- Review the lease: – Make sure that you are aware of all the assignment conditions in the lease and that these are notified to the buyer. For example, that they need to provide personal guarantees, a bond or a bank guarantee and how much that will be for (they will need to factor this into their financial analysis when determining whether they can buy your business or not).
Issue #3: The lease is too onerous
The buyer may decide after reviewing the lease that it is not ‘satisfactory’ and not to go ahead with the assignment.
This is likely to occur where the lease is onerous or if the lease term is too short and the landlord is unwilling to amend it to provide for further options to renew or grant the buyer a new lease for a longer term. This is likely to occur where:
- The landlord does not want the buyer to become its tenant; or
- Where the landlord has plans to redevelop the premises and there is no redevelopment clause in the lease.
Tips to avoid the issue: Make sure you understand your lease
- Review your lease before listing your business for sale – conduct a seller’s due diligence and make a plan to address any issues.
- Where you have a lease with only a short term left to run and no further options it is worth addressing this before you go to market.
- Consider negotiating further option terms which are likely to be more attractive to a buyer and their financiers. (Don’t extend the initial term of the lease though because, if the sale does not go through you will end up being liable to pay rent for a longer term).
- This may also be a good time to renegotiate other onerous terms in the lease. So, send to a commercial lawyer to report on what needs changing to make the lease more ‘commercial’ in the current climate.

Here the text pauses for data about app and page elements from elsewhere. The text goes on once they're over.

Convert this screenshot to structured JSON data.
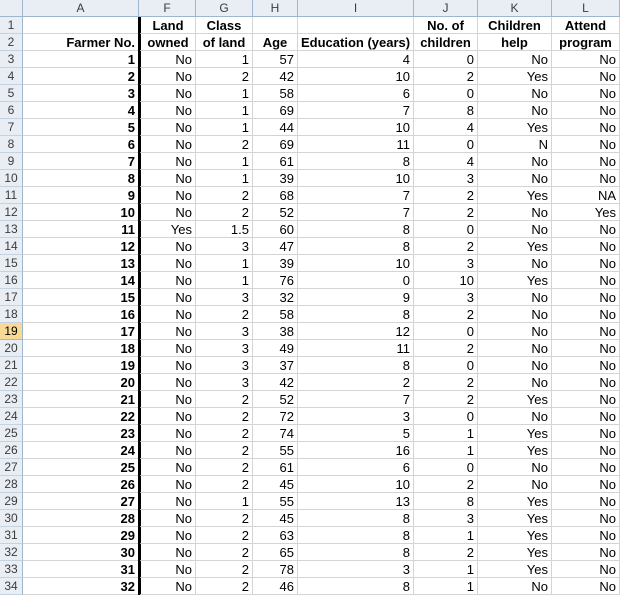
{
  "columns": [
    "A",
    "F",
    "G",
    "H",
    "I",
    "J",
    "K",
    "L"
  ],
  "header_row1": [
    "",
    "Land",
    "Class",
    "",
    "",
    "No. of",
    "Children",
    "Attend"
  ],
  "header_row2": [
    "Farmer No.",
    "owned",
    "of land",
    "Age",
    "Education (years)",
    "children",
    "help",
    "program"
  ],
  "selected_row": 19,
  "rows": [
    [
      1,
      "No",
      "1",
      "57",
      "4",
      "0",
      "No",
      "No"
    ],
    [
      2,
      "No",
      "2",
      "42",
      "10",
      "2",
      "Yes",
      "No"
    ],
    [
      3,
      "No",
      "1",
      "58",
      "6",
      "0",
      "No",
      "No"
    ],
    [
      4,
      "No",
      "1",
      "69",
      "7",
      "8",
      "No",
      "No"
    ],
    [
      5,
      "No",
      "1",
      "44",
      "10",
      "4",
      "Yes",
      "No"
    ],
    [
      6,
      "No",
      "2",
      "69",
      "11",
      "0",
      "N",
      "No"
    ],
    [
      7,
      "No",
      "1",
      "61",
      "8",
      "4",
      "No",
      "No"
    ],
    [
      8,
      "No",
      "1",
      "39",
      "10",
      "3",
      "No",
      "No"
    ],
    [
      9,
      "No",
      "2",
      "68",
      "7",
      "2",
      "Yes",
      "NA"
    ],
    [
      10,
      "No",
      "2",
      "52",
      "7",
      "2",
      "No",
      "Yes"
    ],
    [
      11,
      "Yes",
      "1.5",
      "60",
      "8",
      "0",
      "No",
      "No"
    ],
    [
      12,
      "No",
      "3",
      "47",
      "8",
      "2",
      "Yes",
      "No"
    ],
    [
      13,
      "No",
      "1",
      "39",
      "10",
      "3",
      "No",
      "No"
    ],
    [
      14,
      "No",
      "1",
      "76",
      "0",
      "10",
      "Yes",
      "No"
    ],
    [
      15,
      "No",
      "3",
      "32",
      "9",
      "3",
      "No",
      "No"
    ],
    [
      16,
      "No",
      "2",
      "58",
      "8",
      "2",
      "No",
      "No"
    ],
    [
      17,
      "No",
      "3",
      "38",
      "12",
      "0",
      "No",
      "No"
    ],
    [
      18,
      "No",
      "3",
      "49",
      "11",
      "2",
      "No",
      "No"
    ],
    [
      19,
      "No",
      "3",
      "37",
      "8",
      "0",
      "No",
      "No"
    ],
    [
      20,
      "No",
      "3",
      "42",
      "2",
      "2",
      "No",
      "No"
    ],
    [
      21,
      "No",
      "2",
      "52",
      "7",
      "2",
      "Yes",
      "No"
    ],
    [
      22,
      "No",
      "2",
      "72",
      "3",
      "0",
      "No",
      "No"
    ],
    [
      23,
      "No",
      "2",
      "74",
      "5",
      "1",
      "Yes",
      "No"
    ],
    [
      24,
      "No",
      "2",
      "55",
      "16",
      "1",
      "Yes",
      "No"
    ],
    [
      25,
      "No",
      "2",
      "61",
      "6",
      "0",
      "No",
      "No"
    ],
    [
      26,
      "No",
      "2",
      "45",
      "10",
      "2",
      "No",
      "No"
    ],
    [
      27,
      "No",
      "1",
      "55",
      "13",
      "8",
      "Yes",
      "No"
    ],
    [
      28,
      "No",
      "2",
      "45",
      "8",
      "3",
      "Yes",
      "No"
    ],
    [
      29,
      "No",
      "2",
      "63",
      "8",
      "1",
      "Yes",
      "No"
    ],
    [
      30,
      "No",
      "2",
      "65",
      "8",
      "2",
      "Yes",
      "No"
    ],
    [
      31,
      "No",
      "2",
      "78",
      "3",
      "1",
      "Yes",
      "No"
    ],
    [
      32,
      "No",
      "2",
      "46",
      "8",
      "1",
      "No",
      "No"
    ]
  ]
}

Issue #4: buyer wants to renegotiate price
We have all come across buyers who have little regard even for a signed contract and use any opportunity to renegotiate the purchase price just before settlement.
The sad thing is that this often occurs where the buyer has or perceives that they have the bargaining power, for example where the sale has to go ahead quickly and they know that the seller will not:
- be able to afford to fight them in court; or
- want to waste any more time putting the business back on the market and trying to find a new buyer.
Tips to avoid the issue: Make sure that the contract stacks up:
- Take a large enough deposit from the buyer to discourage a breach of contract.
- Make sure that all conditions are drafted tightly enough to ensure that the buyer has little ‘wriggle room’ for example, if there is a due diligence clause make sure that it is tight enough to point to exactly want constitutes unsatisfactory due diligence. Do not leave it to the buyer to say that they are simply ‘not satisfied’.
- When you need to rely on a clause in the contract you want to be sure that there is no ambiguity and that the interpretation finds in favour of the seller. The standard REIQ contract is not adequate to protect a seller, it needs well drafted ‘buyer’s’ special conditions.
- Even before the contract is signed, having all the terms documented in a well drafted set of heads of agreement or terms sheet will help avoid this. Both parties will be on the same page and understand what the process of the business sale will be.
It is important to work with experienced business sale professionals when you sell your business to maximise the chances of success. We regularly assist with business sales and would be happy to assist you through the process.
If you require any assistance with your business sale or business purchase or need help with other commercial legal issues, please contact our commercial legal team: